FBI rejects White House request to publicly debunk Russia stories

The FBI rejected a White House request to publicly shoot down news reports indicating that Russian operatives were in contact with President Donald Trump’s inner circle before the election, CNN reported Thursday evening.

Trump administration officials wanted the FBI to disavow the reports and say there was no contact between people associated with Trump and Russia, the network said, citing multiple US officials familiar with the discussions.

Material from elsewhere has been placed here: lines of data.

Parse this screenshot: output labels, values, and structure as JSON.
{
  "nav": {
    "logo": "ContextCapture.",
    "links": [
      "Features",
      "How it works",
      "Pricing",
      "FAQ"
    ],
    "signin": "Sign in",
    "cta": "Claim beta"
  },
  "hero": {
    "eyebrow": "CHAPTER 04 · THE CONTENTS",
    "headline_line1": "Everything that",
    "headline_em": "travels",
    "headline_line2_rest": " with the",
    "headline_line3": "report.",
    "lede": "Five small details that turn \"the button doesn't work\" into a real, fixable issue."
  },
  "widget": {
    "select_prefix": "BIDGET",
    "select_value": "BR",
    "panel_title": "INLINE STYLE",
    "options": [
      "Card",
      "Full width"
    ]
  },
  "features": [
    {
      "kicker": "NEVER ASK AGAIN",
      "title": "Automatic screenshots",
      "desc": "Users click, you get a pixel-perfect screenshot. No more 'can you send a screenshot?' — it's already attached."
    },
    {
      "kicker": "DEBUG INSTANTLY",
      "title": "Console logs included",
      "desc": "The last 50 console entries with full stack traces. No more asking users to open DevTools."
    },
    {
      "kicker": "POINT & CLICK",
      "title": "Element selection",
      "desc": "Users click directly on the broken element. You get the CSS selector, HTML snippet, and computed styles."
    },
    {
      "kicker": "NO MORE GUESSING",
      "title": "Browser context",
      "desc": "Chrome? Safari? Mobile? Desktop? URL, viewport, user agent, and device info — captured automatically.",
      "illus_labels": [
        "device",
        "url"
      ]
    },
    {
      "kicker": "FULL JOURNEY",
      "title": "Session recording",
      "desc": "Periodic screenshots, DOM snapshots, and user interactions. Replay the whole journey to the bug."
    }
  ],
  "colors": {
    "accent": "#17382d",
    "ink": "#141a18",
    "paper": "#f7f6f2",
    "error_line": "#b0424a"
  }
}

CNN cited an unnamed law-enforcement official as saying the conversations began between White House chief of staff Reince Priebus and FBI Deputy Director Andrew McCabe one day after the stories were published last week. FBI Director James Comey prevented the agency from weighing in on media reports, CNN said.

White House officials denied suggestions that they tried to goad the FBI into debunking news reports, CNN said. Additionally, the Trump administration has forcefully rejected allegations of contact with the Kremlin – and leveled harsh rebukes against US news organizations for using anonymous sources in their reporting.

The New York Times and CNN last week reported that the Trump campaign had frequent contact with Russian intelligence and government officials before Trump was elected president, news of interest because of US intelligence agencies’ conclusion that Russia meddled in the election to help Trump.

Citing US law enforcement and intelligence agencies, The Times said in its report that the contact between Trump associates and Russian officials was discovered during a concurrent FBI investigation into cyberattacks the US has said Russia carried out targeting Hillary Clinton’s campaign and the Democratic National Committee.

source
REUTERS/Jonathan Ernst

Paul Manafort, Trump’s former campaign manager who was also previously an adviser to a pro-Russia political party in Ukraine, was the only American named in The Times’ report on February 14. In an interview with the newspaper, Manafort denied knowingly talking to Russian intelligence officials on behalf of the Trump campaign.

“I have never been involved with anything to do with the Russian government or the Putin administration or any other issues under investigation today,” Manafort told the newspaper.

caption
Paul Manafort, then Donald Trump’s campaign chairman, at the convention floor on July 18 before the opening session of the Republican National Convention in Cleveland.
source
AP Photo/Carolyn Kaster, File

He added: “It’s not like these people wear badges that say, ‘I’m a Russian intelligence officer.'”

A White House request to have the FBI slap down media reports would violate Justice Department protocols outlined in memos from 2007 and 2009. The memos stipulated limitations on contact between the White House and the FBI during ongoing investigations.

US intelligence agencies are looking into Russia’s alleged liaisons with people in Trump’s orbit. Some of those allegations were outlined in a 35-page dossier originally compiled as political opposition research that has been making the rounds in Washington since last year.

US officials earlier this month said some elements in that document had indeed proved accurate – specifically, details of contact among Russian officials.

A top Democratic official has promised that the Trump-Russia investigations are “a long way from over.”

Such a request from the White House would follow a pattern the Trump administration has developed in its attempts to cast doubt on news organizations, a pattern that has intensified in the early weeks of Trump’s first term in office.

Comey’s apparent refusal to publicly reject reporting on the alleged Russian ties is a departure from moves he made during the election, in which he twice announced FBI inquiries into a private email server used by Hillary Clinton.

Comey’s comments on that matter were widely criticized by Democrats. The Clinton campaign ultimately blamed Comey directly for her loss in the November election.